- Build a giant tower and knock it over (empty cereal boxes are great for big tall towers that won’t hurt tumbling down).
- Climb to a tall place in the room and look down on everything else from above
- Use a loud voice – paper towel tubes will amplify the volume, increasing the effect.
- Give meaningful choices – what to wear, what music you will listen to, what vegetable the family will have for dinner, which seat to sit in at the table
Biting as a sign of over-stimulation. As an introvert, I can empathize with children who spend their whole days in close proximity to other children. Children who are over-stimulated will often bite when the noise level gets high, or after a full morning of whole group play. These children need private spaces and time to play alone in order to re-energize. Here are some ideas:
- Give ample sensory play time – water play (even wasteful hand-washing time with some measuring spoons), play dough, sand play
- Walk barefoot through a bucket of flour or sand
- Go outside! Children who have prolonged, unstructured play in nature have many opportunities to unload building emotional energy
- Make an enormous batch of play dough and let him use his elbows and knees to shape it
- Noise-cancelling earmuffs make a huge difference in our program. Children who are on overload will put on a set at anytime of the day. We frequently have crew members at the meal table with earmuffs on to block some of the noise.
- Find a small space (under a table, behind a couch, etc, and make a private space for children to go when they start to feel overwhelmed.
- Use a small exercise trampoline or a crib mattress on the floor for some large muscle relief.
Biting as a cry for connection. Sometimes children need physical contact time with us and don’t have a way to ask for that time. If I sense children are out of sorts, I will load some connection time into our day: reading books together, snuggling, singing, building a tower together, etc. Often, biting is a cry for connection through larger big body movements.
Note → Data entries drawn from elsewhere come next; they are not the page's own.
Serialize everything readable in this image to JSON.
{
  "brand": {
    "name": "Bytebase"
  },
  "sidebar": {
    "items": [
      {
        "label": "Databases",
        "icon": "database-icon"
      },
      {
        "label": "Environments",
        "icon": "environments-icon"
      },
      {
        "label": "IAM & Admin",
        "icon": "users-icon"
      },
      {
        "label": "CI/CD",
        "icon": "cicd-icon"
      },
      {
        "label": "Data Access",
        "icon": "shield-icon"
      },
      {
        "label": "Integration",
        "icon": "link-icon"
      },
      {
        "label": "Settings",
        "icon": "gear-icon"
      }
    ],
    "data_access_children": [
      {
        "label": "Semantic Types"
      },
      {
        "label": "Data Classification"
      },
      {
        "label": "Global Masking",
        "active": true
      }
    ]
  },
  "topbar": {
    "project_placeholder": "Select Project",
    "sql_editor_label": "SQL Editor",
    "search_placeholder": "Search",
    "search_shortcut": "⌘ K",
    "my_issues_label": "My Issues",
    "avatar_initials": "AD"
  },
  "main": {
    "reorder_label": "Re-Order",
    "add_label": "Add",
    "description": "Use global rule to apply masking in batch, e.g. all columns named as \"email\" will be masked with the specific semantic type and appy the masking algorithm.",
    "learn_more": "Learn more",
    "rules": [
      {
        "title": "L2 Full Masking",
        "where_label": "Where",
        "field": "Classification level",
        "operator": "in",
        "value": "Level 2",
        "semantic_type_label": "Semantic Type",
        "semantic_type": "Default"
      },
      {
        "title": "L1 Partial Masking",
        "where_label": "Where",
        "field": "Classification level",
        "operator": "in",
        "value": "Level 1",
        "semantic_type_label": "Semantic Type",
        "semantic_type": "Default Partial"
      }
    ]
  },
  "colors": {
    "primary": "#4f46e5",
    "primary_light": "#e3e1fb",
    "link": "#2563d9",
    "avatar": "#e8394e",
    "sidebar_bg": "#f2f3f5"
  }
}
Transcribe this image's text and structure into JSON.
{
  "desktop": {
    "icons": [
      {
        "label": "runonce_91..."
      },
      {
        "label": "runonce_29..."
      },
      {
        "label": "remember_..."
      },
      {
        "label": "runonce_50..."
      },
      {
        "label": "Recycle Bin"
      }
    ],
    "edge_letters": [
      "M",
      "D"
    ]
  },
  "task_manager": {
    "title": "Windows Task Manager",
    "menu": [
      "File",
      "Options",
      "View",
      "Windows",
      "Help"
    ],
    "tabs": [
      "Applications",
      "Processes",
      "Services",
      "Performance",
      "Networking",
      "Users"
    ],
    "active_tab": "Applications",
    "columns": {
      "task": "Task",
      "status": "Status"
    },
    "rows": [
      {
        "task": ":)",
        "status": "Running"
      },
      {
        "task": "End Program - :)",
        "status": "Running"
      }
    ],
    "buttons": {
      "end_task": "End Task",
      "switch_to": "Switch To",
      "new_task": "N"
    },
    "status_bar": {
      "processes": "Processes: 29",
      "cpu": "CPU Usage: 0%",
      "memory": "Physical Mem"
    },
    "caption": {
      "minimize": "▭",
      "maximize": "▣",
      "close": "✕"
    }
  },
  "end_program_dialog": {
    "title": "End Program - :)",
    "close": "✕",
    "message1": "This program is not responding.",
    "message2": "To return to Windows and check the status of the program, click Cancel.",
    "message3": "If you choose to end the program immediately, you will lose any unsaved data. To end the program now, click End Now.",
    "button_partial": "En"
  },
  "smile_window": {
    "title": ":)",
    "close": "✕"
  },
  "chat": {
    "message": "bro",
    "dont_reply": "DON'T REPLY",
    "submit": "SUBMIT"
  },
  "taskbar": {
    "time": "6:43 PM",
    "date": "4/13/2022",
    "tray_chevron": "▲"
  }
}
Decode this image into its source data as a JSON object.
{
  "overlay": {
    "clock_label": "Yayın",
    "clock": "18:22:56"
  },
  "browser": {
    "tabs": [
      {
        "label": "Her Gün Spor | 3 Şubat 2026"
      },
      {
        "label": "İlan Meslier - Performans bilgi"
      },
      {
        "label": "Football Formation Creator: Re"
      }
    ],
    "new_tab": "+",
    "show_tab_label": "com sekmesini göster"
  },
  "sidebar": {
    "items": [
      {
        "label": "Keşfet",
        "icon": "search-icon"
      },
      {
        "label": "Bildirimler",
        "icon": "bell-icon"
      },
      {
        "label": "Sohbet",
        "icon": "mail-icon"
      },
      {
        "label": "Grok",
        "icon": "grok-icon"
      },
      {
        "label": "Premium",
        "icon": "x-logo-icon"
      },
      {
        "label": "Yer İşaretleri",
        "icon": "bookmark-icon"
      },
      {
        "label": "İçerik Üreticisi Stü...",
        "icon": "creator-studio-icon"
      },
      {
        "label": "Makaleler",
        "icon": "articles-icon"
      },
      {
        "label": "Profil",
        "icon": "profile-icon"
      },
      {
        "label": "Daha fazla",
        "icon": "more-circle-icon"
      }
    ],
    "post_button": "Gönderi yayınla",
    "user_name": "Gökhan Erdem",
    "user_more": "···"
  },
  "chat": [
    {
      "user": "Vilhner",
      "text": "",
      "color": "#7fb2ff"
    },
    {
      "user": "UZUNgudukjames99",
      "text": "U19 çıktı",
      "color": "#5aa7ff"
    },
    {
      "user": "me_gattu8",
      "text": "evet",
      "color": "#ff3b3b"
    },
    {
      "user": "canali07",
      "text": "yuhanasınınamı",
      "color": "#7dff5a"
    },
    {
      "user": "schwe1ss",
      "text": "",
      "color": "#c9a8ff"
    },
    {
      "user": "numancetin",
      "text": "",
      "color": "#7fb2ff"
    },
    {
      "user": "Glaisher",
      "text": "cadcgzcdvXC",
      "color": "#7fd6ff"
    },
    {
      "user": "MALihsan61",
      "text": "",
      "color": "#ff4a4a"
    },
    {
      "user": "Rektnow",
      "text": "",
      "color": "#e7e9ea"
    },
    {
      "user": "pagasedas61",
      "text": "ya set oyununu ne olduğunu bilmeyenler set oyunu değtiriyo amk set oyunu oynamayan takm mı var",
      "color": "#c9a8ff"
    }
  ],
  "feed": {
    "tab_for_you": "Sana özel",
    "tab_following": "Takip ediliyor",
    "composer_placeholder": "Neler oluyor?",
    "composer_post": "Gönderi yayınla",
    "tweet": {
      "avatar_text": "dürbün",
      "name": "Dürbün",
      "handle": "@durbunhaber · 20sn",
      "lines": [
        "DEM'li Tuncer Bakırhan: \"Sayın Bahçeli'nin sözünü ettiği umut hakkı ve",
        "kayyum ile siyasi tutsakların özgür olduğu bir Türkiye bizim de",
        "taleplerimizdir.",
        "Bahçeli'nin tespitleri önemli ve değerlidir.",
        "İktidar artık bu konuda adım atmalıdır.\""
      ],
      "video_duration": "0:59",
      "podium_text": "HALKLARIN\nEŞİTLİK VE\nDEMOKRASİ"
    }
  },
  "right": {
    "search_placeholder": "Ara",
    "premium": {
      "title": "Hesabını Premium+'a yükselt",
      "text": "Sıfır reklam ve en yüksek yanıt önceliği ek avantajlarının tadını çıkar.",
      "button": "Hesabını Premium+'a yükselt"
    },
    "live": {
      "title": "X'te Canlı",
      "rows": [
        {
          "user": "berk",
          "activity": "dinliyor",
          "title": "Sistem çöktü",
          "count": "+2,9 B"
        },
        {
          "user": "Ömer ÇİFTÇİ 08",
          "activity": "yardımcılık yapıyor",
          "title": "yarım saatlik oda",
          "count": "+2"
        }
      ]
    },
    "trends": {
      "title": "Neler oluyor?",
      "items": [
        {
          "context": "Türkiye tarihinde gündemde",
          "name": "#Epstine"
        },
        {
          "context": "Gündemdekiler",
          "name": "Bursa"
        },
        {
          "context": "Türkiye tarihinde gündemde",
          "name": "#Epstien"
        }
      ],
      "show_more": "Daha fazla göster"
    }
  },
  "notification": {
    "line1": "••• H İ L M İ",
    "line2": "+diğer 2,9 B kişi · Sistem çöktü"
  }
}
Think about engaging with children in these large motor ways: playing with a large parachute, doing some big body painting (barefoot in the grass on some large butcher paper), kicking a ball in a field, running together, or jumping on a mattress.
Later in the week, I will write about how to helpfully respond to those who are wounded when biting happens and how to follow up with both the aggressor and the victim. Hint: there will be no punishing. Stay tuned!
* This picture was staged. While children with ear muffs at the snack table is far from rare at Abundant Life, I also don’t think that photographing children in their overwhelmed moments is typically a respectful thing to do. But, I want to you behold the awesomeness of the ear muffs! I had a willing helper.
Epstein, A. S. (2009). Me, you, us: social-emotional learning in preschool. Ypsilanti, Mich.: HighScope Press ;.
Kaiser, B., & Rasminsky, J. S. (2007). Challenging behavior in young children: understanding, preventing, and responding effectively (2nd ed.). Boston, MA: Pearson Allyn and Bacon.
Kinnell, G. (2002). No biting: policy and practice for toddler programs. St. Paul, Minn.: Redleaf Press.